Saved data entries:
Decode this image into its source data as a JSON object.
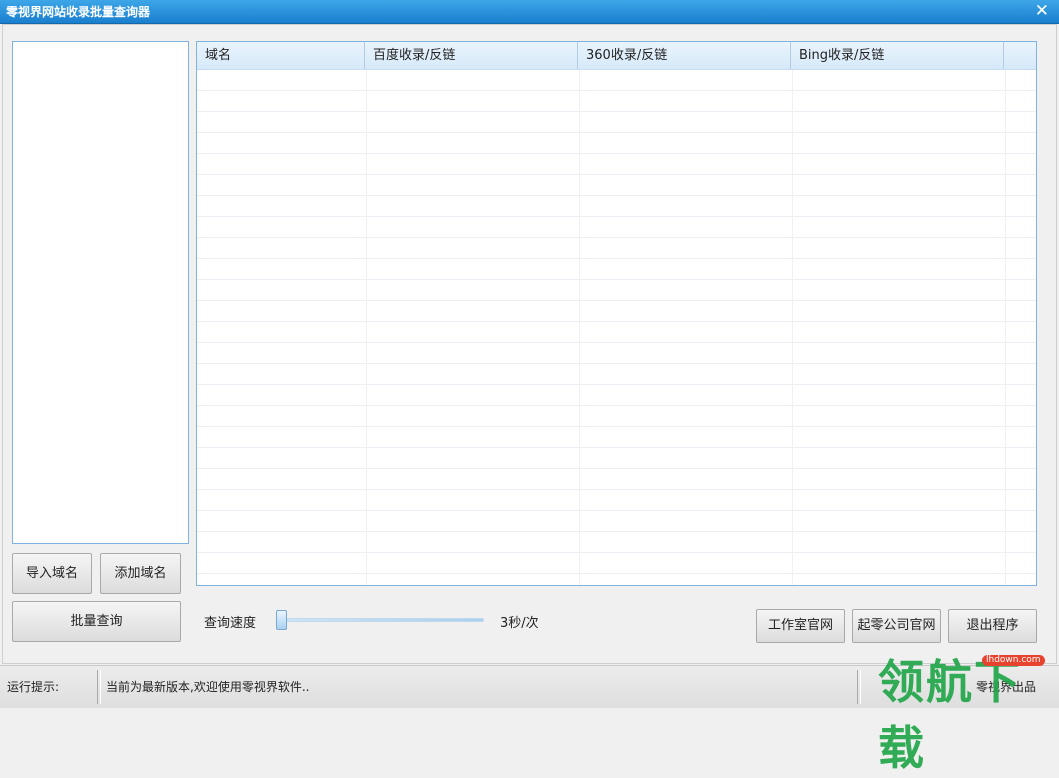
{
  "window": {
    "title": "零视界网站收录批量查询器",
    "close_icon": "close-icon"
  },
  "grid": {
    "columns": [
      "域名",
      "百度收录/反链",
      "360收录/反链",
      "Bing收录/反链"
    ]
  },
  "left_buttons": {
    "import": "导入域名",
    "add": "添加域名",
    "batch_query": "批量查询"
  },
  "speed": {
    "label": "查询速度",
    "value": "3秒/次",
    "slider_level": 0
  },
  "right_buttons": {
    "studio_site": "工作室官网",
    "company_site": "起零公司官网",
    "exit": "退出程序"
  },
  "status": {
    "label": "运行提示:",
    "message": "当前为最新版本,欢迎使用零视界软件..",
    "right": "零视界出品"
  },
  "watermark": {
    "text": "领航下载",
    "badge": "lhdown.com"
  }
}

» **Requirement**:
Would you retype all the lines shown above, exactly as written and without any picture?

» **Written solution**:
Decode this image into its source data as a JSON object.
{
  "window": {
    "title": "零视界网站收录批量查询器",
    "close_icon": "close-icon"
  },
  "grid": {
    "columns": [
      "域名",
      "百度收录/反链",
      "360收录/反链",
      "Bing收录/反链"
    ]
  },
  "left_buttons": {
    "import": "导入域名",
    "add": "添加域名",
    "batch_query": "批量查询"
  },
  "speed": {
    "label": "查询速度",
    "value": "3秒/次",
    "slider_level": 0
  },
  "right_buttons": {
    "studio_site": "工作室官网",
    "company_site": "起零公司官网",
    "exit": "退出程序"
  },
  "status": {
    "label": "运行提示:",
    "message": "当前为最新版本,欢迎使用零视界软件..",
    "right": "零视界出品"
  },
  "watermark": {
    "text": "领航下载",
    "badge": "lhdown.com"
  }
}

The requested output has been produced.